Before she took on her new role as owner of Salt & Sundry at Union Market, Metrocurean founder Amanda McClements had the opportunity to tour the Champagne region of France on a media trip, learning more about the wines of the region. Eater asked McClements to share five things she learned about champagne on that adventure that she didn't know before the trip.
1. Reims rhymes with France. Or pants. Go figure.
2. The U.S. is one of the few places that doesn't fully protect the name Champagne, much to the frustration of Champagne makers. And don't go trying to ship some faux "Champagne" to Europe (not sure why you would but...). Border agents will probably destroy it on the spot.
3. Disgorgement dates — when the lees or spent yeasts are removed from the bottle — are a hot topic. The debate on this complicated issue (very basically) boils down to: 1. Because the time a bottle is disgorged (before being corked to finish aging) affects the final flavor characteristics, buyers should have that information and 2. some Champagne makers disgorge often and it doesn't let you know how much longer the wine aged in the bottle before being shipped.
4. Big Champagne houses blend their wines to create a consistent style, while smaller grower/prodcuers often focus on highlighting the terroir of a specific vineyard with a single vintage. Seek out grower Champagnes if you're into the nuances of terroir.
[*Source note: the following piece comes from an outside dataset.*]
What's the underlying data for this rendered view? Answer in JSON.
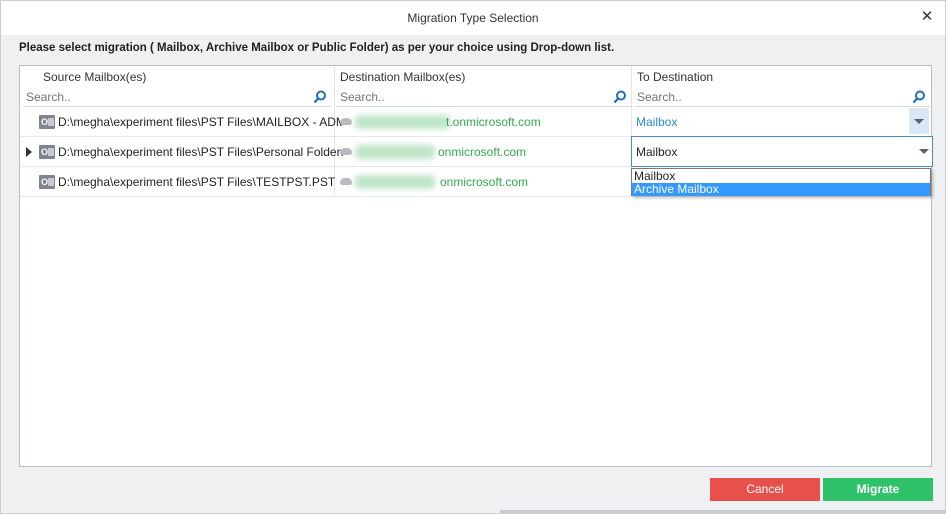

5. Leaving the sugar out of the process, called zero dosage, makes for a bracingly crisp glass of bubbles. Not for everyone, but worth trying to understand what sugar adds to the process.